The book itself was compiled and put together by women who have certainly empowered themselves.
The book’s cover photo is by the prolific and talented Mech Sereyrath, who exhibited a series of photos under the same title as the book at the Angkor Photo Festival in December 2019.
The book’s editor-in-chief is journalist and researcher Hang Sokunthea, an assistant dean of the Faculty of Communication and Media Arts at the Pannasastra University of Cambodia.
She started writing for her local newspaper as a student reporter when she was 13 and has written for several leading Cambodian publications.
She has a BA in Communication and Media Arts with a specialisation in mass media from Paññāsāstra University of Cambodia, and is the second-ever Cambodian journalist to be selected for Europe’s Eramus Mundus Journalism programme, allowing her to study for a joint Masters in Journalism, Media & Globalisation at Aarhus University, Denmark and City University London.
She returned from Europe in 2016 to “kick start” careers in journalism and teaching.
She began working on the project that led to this book in 2019 and says: “This book encompasses six topics which talk about issues most women have to go through in their life journey and how we of a new generation see them differently.”
“These range from education and marriage to gender-based codes of conduct, career and women in rural communities as opposed to the cities,” she adds.
The project behind this book began on December 8, 2017, with the premiere of a play titled I Am a Daughter, at Meta House in Phnom Penh.
The play, funded by the Rosa Luxemburg Foundation, was written by former television news presenter Kim Dyna and produced through the Turtle Club, which uses theatre to explore social issues.
In the 45-minute play, two actors, swapping gender roles, performed different roles, from husband and wife to a grandmother and granddaughter, and topics such as women’s rights, family disapproval and domestic violence were explored.
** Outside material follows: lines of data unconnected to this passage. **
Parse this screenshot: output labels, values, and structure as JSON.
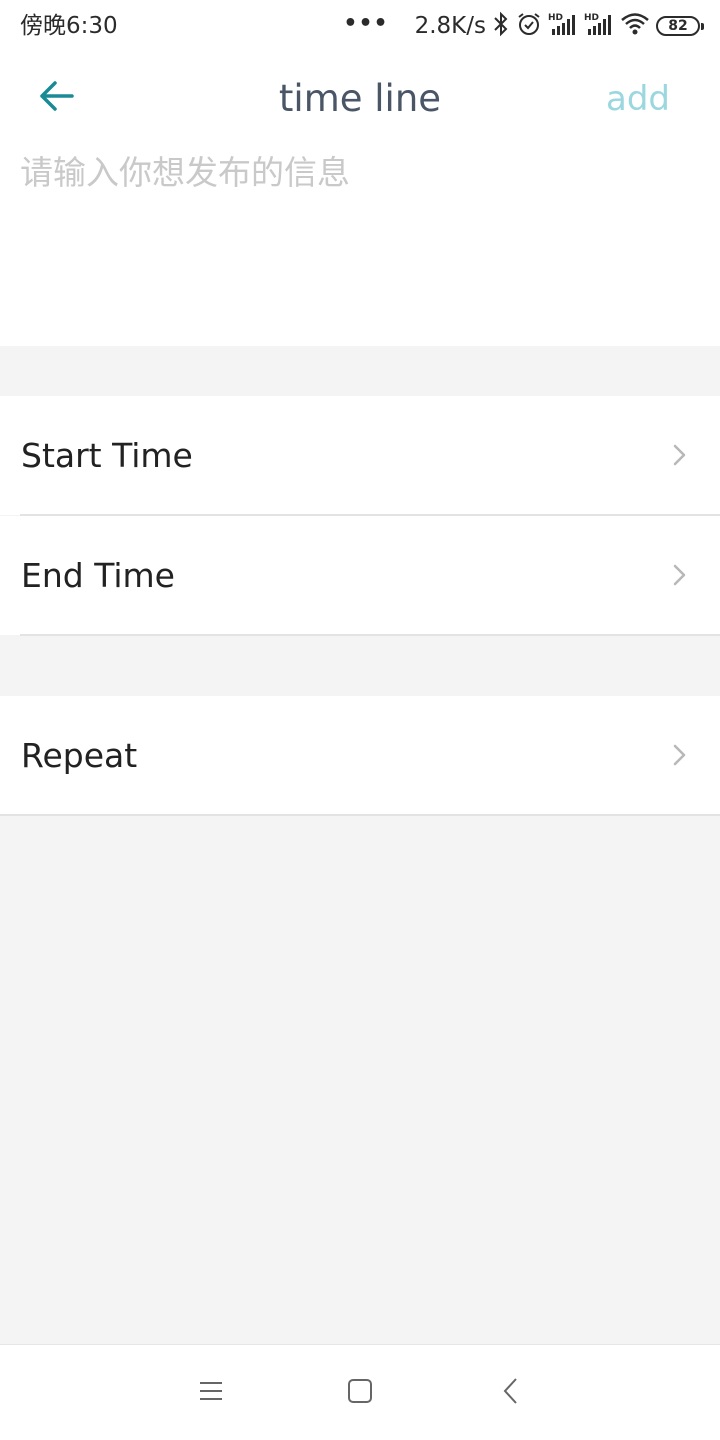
{
  "status_bar": {
    "time": "傍晚6:30",
    "dots": "•••",
    "net_speed": "2.8K/s",
    "battery": "82",
    "icons": [
      "bluetooth-icon",
      "alarm-icon",
      "hd-signal-icon",
      "hd-signal-icon",
      "wifi-icon",
      "battery-icon"
    ]
  },
  "header": {
    "title": "time line",
    "add_label": "add",
    "back_icon": "arrow-left-icon",
    "colors": {
      "back_arrow": "#1a8a95",
      "title": "#4a5566",
      "add": "#9ad7de"
    }
  },
  "compose": {
    "placeholder": "请输入你想发布的信息",
    "value": ""
  },
  "settings": {
    "start_time": "Start Time",
    "end_time": "End Time",
    "repeat": "Repeat"
  },
  "nav_bar": {
    "icons": [
      "menu-icon",
      "home-icon",
      "back-icon"
    ]
  }
}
The script was then adapted for schools and in 2018, performances organised by the Cambodian-German Cultural Association, Meta House and Khmer Art Action were held in a series of high schools in Phnom Penh and the provinces.
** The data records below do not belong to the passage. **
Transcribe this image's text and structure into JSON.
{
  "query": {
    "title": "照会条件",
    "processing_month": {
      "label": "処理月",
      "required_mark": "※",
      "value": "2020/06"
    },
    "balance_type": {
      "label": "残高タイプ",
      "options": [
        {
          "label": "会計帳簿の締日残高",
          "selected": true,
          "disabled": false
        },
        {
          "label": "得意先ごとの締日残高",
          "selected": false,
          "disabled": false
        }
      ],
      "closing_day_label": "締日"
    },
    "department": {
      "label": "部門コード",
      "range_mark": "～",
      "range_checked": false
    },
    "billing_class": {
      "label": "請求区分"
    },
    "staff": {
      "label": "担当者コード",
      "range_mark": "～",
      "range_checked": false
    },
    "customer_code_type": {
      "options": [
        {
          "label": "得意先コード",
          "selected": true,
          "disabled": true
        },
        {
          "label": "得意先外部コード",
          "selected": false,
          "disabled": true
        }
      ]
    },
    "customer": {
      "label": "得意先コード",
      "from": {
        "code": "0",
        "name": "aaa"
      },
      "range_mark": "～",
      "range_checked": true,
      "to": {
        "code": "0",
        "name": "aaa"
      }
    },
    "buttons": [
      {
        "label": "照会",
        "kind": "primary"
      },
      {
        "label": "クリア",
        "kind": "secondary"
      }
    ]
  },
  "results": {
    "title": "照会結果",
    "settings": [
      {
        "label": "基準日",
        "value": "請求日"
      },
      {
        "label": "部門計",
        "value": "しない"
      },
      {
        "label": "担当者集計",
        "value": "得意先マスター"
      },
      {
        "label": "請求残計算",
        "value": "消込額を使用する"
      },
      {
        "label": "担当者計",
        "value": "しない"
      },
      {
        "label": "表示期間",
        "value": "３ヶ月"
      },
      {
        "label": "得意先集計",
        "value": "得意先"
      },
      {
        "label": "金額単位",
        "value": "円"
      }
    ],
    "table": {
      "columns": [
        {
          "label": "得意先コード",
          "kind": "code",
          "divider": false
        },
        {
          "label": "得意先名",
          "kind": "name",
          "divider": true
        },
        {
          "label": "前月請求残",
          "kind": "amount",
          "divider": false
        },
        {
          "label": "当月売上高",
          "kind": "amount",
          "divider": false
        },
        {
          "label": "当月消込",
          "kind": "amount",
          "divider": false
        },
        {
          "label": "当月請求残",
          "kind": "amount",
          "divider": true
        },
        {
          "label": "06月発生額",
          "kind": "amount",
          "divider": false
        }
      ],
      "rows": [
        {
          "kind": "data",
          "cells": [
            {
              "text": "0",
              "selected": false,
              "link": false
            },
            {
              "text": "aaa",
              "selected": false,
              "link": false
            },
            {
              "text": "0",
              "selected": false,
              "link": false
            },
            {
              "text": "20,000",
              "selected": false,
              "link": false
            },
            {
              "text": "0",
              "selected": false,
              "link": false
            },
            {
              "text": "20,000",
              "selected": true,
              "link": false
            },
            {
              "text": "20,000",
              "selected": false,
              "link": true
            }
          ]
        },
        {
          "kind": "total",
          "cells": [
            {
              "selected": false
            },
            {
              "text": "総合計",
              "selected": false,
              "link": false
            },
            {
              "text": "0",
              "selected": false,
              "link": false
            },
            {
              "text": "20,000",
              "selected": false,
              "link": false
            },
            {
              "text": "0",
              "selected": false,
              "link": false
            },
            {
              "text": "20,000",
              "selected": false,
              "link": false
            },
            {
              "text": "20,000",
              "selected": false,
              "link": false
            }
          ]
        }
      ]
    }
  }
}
On August 18, 2019, the Girl Empowerment Project was launched at Meta House. The five-month project consisted of performances of Kim Dyna’s play at schools, universities and learning centres, accompanied by testimonials and question and answer sessions.
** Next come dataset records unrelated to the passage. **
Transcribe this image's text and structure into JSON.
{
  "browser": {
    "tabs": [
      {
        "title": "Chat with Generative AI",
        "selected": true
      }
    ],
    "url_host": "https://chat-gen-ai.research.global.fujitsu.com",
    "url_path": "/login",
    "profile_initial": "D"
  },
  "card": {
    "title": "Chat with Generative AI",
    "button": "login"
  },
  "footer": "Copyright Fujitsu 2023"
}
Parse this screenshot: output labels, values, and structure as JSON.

A series of six panel discussions, moderated by Hang Sokunthea, was also initiated, with the final edition in December 2019 featuring three guest speakers: frisbee player Seng Socheata, general worker Van Phan and conflict and peace consultant Yim Sotheary.
The three women talked about moving from rural areas to the city. At the time Hang Sokunthea told Khmer Times: “Aside from only hearing stories of successful people, I would like the youth to also pay attention and listen to real issues faced by everyday people.”
The panel discussions were reinstated in 2020, with a further six discussions held and run live on Facebook because many people couldn’t attend the talks due to the pandemic. Sokunthea also brought in two of her female students who were also media workers to help run the panels.
While running these panels, Sokunthea was also asked to compile a book summating the essence of girl empowerment.
“When the organiser approached me to be involved in this project – to develop content that empowered young females through education – I thought of the key words that are a part of the women NGO’s language,” Kunthea says.
“People here talk all the time about gender equality, ending harassment, gaining independence, but for normal females what does this all mean and how do you actually do that?”
“To be empowered, I believe, happens in daily activities and to show the young girls how they can get a start. Empowerment is not like a click to turn the light on or off, it happens through your daily decision making to develop your identity as a person,” she says.
“We are not encouraging young girls to think they need to be the icons in society to consider themselves empowered, but to learn to make those important decisions in life from other role models who have gone through those stages in career, education, and marriage,” she adds.